The restaurant’s full name is H.M. Franks, an O’Shea’s Public House, but it takes a bit of a different approach than the Highlands and downtown locations, with a smaller space and more of a laid-back vibe.
Plenty of exposed brick and reclaimed wood set the scene, and the décor is pretty spare, with a single Guinness mirror on a wall by the bar, and a number of photos of downtown Jeffersonville establishments of yesteryear.
A few weeks ago, my girlfriend and I set out to try a Mexican restaurant I had hoped to write about. When we arrived, we found the place empty, permanently closed. Dejected, we started driving and found another Mexican place. Our bellies set on guacamole and tacos, we decided to try it.
It was terrible.
Recently, we set our sights on Barry’s Cheese Steaks and More in Okolona, and when we arrived we were told there would be a 45-minute wait for food. We were meeting friends in just over an hour. So, we again searched blindly, finding a place called El Tropico Restaurant & Bar.
It didn’t look all that promising, but I’m always ready to give a hole-in-the-wall Mexican place a shot, so we held our breaths and went inside.
And it was really good. Talk about a pleasant surprise, or maybe a happy accident. Maybe both.
Kristina Addington recalls the last time she ate meat, nearly a dozen years ago. It was a meal from KFC.
And then she happened upon some information about commercial food production, and her life changed.
“It was just shocking the first time I learned where food comes from and what the animals go through,” she says.
She’s been a vegan ever since, not falling off the wagon once since her “last supper.” Addington doesn’t take animal welfare lightly, and she also believes a plant-based diet is essential to general wellness.
This is why she and partner Jeff Hennis created Bluegrass VegFest, which in its first year in 2016 drew such a turnout that this year’s follow-up, which takes place Saturday, was moved to a bigger venue.
While enjoying some sushi recently at BARcode 1758 in Clifton, I was perusing the menu just for fun and ran across something called hamachi kama. I’ve eaten at a lot of sushi joints in my day, and I couldn’t recall having heard of it.
So I grabbed my phone, Googled it and found a Huffington Post story describing it as a delicacy that usually is saved by the chef, or offered only to special guests. Why? Apparently, it’s the best part of the yellowtail tuna.

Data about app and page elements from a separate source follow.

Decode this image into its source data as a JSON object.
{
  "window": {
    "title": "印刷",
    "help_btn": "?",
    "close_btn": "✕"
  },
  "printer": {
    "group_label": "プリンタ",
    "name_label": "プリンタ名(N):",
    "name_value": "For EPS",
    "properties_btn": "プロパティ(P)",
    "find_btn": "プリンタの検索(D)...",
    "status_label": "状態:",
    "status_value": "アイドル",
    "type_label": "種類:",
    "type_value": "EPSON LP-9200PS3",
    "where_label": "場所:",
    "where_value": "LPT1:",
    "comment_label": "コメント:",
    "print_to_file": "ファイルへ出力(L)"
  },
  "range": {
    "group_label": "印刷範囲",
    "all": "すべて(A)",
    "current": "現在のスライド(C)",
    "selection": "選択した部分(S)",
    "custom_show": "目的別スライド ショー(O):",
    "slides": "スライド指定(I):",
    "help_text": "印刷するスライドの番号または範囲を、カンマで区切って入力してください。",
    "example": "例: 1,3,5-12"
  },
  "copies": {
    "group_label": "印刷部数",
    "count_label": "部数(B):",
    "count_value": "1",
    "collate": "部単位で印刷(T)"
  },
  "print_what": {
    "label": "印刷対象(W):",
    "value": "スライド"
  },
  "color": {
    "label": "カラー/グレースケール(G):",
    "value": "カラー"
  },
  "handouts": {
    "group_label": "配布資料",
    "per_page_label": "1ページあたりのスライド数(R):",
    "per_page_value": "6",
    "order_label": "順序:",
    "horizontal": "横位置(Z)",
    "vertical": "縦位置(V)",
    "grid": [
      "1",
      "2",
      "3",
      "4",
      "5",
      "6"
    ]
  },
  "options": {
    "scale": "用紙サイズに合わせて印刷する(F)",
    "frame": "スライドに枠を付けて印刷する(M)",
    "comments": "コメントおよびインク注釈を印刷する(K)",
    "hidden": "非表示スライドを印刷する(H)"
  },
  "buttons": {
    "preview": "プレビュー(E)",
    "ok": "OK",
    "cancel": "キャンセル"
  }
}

I knew I had to try it, so I returned sometime later and ordered this hamachi kama, which in English translates roughly to “yellowtail collar.” You know, fish neck, because the collar refers to the portion of the fish directly behind the head and gills.
When Gravely Brewing Co. opens its doors near Phoenix Hill on Friday, Aug. 18, there will be a lot of wide eyes.
For one, the brewery’s opening has been highly anticipated since it was announced it was coming in 2017, and for another, the design of the place made outstanding use of space, with a music hall that is designed to hold more than 300 people, a 15-barrel brewhouse, a large taproom with a bar that spans almost the full side of the building, and a two-level deck overlooking a pair of caverns that date to the 1800s.
The taproom, brewery and an adjacent sitting area are accented with bright orange, while the music hall is equipped with a large, 3-foot-high stage and has splashes of burgundy red.
If a picture truly is worth a thousand words, then the photography currently being exhibited at the Louisville Free Public Library Main Branch may be worth a million to Beargrass Creek.
The embattled creek has been the subject of neglect and also the object of care, as waterway preservationists work to raise awareness about its value to Louisville following years of its misuse. A documentary by Morgan Atkinson now has a companion in this photography exhibit by John Nation, an exhibit that will be on display through August and will come to full attention with a reception on Thursday, Aug. 24.